Over the years, many pros have told me they played better once they accepted that precept. Average bowlers often get too serious about the game, trying to turn it into an exact science. They have little understanding of the mental game. As the season progresses, they tend to keep adding tidbits of methodology until their minds are glutted with technique and alternatives. Early in the season, their mental faculties were clear and unencumbered. They were patient and steadfast, working on a few fundamental keys. As they began adding one thing after another, their mental game became overburdened, eventually resulting in the inability of their minds to function in a highly sequential manner.
Slumps are periods when your physical or mental skills operate at a much lower level than normal. Even the most consistent pros are not as consistent as many people believe. A slump, however, is a continuation of poor performance without any upturns. In other words, a slump is a phenomenon introduced to your game which is preventing you from realizing the upturns. Aside from the major reason described above, slumps occur because of a bad habit, too little practice, too much practice, or a personal problem in your life.

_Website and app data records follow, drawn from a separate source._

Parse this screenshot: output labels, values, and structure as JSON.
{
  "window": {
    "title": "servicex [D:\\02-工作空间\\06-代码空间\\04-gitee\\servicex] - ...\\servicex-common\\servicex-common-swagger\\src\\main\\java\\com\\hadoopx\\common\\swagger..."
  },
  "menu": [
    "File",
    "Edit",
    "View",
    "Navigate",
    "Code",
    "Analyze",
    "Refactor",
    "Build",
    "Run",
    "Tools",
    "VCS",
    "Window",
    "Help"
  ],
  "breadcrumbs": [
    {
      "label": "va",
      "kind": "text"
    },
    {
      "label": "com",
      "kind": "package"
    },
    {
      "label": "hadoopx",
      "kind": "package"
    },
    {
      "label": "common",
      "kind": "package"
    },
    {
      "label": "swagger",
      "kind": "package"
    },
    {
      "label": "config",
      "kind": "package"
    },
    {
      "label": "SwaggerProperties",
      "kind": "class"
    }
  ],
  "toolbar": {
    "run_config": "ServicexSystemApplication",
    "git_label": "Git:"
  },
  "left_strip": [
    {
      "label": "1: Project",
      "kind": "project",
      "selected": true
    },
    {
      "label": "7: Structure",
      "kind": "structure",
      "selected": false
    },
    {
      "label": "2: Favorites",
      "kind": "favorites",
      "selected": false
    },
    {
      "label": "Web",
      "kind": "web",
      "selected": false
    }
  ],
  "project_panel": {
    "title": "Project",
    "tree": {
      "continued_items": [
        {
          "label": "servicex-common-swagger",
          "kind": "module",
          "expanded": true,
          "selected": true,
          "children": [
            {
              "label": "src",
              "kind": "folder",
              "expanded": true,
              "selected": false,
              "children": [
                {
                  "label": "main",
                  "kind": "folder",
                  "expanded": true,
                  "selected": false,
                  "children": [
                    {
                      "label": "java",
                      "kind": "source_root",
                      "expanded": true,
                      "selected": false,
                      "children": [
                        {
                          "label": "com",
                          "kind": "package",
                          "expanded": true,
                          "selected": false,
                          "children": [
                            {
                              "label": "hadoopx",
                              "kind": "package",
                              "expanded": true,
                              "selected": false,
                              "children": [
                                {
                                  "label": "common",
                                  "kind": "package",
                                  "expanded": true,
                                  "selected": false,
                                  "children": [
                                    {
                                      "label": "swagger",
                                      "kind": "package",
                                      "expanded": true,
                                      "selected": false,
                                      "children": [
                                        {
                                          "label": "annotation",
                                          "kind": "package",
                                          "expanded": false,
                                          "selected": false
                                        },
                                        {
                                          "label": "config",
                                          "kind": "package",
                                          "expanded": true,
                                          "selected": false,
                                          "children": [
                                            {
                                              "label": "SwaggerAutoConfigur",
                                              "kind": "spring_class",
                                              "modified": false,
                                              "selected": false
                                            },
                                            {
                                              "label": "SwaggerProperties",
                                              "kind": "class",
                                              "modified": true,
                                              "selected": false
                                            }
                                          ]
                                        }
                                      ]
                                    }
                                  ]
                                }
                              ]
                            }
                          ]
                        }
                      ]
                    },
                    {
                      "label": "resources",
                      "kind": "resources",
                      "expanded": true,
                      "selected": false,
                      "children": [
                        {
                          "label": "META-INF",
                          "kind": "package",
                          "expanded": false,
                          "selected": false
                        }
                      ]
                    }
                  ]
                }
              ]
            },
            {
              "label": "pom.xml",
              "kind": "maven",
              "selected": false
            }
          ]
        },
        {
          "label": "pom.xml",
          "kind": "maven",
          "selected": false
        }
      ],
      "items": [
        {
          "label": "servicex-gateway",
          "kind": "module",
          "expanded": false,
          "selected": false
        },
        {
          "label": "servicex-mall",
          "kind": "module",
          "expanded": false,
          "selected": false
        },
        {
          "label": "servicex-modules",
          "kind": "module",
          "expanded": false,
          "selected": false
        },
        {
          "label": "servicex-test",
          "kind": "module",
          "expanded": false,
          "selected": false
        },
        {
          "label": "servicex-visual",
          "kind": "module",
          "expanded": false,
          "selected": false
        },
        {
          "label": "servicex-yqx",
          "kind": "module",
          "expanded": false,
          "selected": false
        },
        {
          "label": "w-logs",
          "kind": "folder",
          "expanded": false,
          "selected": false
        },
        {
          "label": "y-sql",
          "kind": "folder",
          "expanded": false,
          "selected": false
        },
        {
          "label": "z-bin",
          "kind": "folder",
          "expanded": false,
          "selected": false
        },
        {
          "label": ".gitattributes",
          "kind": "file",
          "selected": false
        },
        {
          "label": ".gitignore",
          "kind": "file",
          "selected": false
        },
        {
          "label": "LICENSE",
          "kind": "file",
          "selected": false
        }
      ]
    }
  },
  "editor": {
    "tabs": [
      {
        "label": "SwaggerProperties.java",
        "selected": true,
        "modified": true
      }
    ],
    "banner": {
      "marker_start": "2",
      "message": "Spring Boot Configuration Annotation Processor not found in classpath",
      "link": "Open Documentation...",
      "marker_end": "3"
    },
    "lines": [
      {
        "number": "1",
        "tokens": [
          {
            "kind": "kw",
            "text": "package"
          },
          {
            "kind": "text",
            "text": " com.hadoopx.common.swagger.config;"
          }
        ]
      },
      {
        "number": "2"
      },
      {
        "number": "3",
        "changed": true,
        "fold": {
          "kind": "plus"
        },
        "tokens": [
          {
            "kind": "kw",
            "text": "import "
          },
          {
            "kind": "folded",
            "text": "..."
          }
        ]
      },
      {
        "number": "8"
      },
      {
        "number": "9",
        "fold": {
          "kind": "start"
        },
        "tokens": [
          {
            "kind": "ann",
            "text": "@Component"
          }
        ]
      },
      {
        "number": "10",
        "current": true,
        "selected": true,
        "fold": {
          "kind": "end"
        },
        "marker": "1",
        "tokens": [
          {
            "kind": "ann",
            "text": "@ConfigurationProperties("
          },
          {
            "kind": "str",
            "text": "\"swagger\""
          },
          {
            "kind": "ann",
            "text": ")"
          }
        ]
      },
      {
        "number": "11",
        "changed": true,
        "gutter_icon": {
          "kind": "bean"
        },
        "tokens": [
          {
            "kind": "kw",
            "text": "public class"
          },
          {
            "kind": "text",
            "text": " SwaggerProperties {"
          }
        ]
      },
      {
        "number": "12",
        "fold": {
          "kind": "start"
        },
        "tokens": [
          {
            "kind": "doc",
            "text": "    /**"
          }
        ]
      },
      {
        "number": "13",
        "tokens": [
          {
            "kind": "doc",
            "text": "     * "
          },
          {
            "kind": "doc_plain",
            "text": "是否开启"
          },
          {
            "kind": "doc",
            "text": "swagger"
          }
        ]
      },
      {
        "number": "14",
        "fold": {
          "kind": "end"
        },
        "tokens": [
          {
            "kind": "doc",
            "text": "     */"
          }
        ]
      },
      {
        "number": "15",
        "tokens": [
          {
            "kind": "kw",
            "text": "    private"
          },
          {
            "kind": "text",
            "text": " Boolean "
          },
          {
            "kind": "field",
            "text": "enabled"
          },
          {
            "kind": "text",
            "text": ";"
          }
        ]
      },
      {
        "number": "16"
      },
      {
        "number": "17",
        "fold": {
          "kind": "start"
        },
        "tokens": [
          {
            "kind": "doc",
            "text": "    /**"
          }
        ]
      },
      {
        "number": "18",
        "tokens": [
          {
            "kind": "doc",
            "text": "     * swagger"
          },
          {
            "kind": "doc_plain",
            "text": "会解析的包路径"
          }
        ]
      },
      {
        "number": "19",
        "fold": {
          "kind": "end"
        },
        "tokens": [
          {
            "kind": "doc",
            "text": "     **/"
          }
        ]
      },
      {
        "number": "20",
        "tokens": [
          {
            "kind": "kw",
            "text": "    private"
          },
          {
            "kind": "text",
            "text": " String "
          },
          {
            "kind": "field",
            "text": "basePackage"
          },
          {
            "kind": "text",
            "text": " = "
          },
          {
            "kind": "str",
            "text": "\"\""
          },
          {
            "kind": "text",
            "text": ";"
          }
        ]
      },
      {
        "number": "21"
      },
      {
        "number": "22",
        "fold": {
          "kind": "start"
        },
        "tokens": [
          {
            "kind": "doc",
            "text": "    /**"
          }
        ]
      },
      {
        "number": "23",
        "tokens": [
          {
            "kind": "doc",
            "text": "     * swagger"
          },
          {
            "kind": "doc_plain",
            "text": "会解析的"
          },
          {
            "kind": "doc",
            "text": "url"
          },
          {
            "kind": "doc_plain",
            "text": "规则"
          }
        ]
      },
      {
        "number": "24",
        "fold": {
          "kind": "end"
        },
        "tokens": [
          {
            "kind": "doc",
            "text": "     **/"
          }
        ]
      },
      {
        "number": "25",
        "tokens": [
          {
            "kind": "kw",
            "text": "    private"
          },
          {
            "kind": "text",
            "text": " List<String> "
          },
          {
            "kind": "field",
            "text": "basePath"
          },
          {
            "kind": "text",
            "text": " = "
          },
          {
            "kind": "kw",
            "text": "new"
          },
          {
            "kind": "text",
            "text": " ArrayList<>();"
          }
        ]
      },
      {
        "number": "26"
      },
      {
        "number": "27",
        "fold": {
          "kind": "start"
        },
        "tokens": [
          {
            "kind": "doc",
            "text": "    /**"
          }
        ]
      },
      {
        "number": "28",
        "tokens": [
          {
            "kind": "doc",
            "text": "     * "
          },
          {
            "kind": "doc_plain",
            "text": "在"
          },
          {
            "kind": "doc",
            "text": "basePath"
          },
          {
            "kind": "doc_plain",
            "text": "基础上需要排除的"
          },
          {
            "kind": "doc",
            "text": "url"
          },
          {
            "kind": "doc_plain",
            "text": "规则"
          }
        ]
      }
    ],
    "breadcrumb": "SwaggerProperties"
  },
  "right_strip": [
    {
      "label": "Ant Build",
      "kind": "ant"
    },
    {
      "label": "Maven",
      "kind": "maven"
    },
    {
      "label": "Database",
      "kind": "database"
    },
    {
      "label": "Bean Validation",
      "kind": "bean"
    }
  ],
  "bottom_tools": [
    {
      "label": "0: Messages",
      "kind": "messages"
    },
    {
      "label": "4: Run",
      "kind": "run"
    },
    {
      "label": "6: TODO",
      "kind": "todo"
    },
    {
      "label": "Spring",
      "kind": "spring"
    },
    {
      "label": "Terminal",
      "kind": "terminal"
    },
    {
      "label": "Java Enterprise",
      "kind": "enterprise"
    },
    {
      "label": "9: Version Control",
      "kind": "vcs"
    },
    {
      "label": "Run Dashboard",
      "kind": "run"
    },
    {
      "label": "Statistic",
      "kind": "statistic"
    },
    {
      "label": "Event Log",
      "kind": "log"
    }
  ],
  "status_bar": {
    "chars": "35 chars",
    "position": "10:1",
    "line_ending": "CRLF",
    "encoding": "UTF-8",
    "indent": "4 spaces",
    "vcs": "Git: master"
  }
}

To prevent bad habits from occuring, or to correct a bad habit, avail yourself of a qualified coach. “Eyes on the bench” are critical to a consistent high level of performance. And listen to one coach, not several. Remember the adage, “Too many chefs spoil the meal.” Another good idea is to have yourself videotaped when bowling up to your expectations. Then you have something to gauge when a slump occurs.
Obviously, the cure for too little or too much bowling is to adjust your practice time. As for any personal problems you might have, they can best be addressed through counseling, with a friend or professionally.
Above all else, never forget why you play this great game... the challenge, the social aspect, the exercise, or just to have fun. That’s a pretty exciting parlay.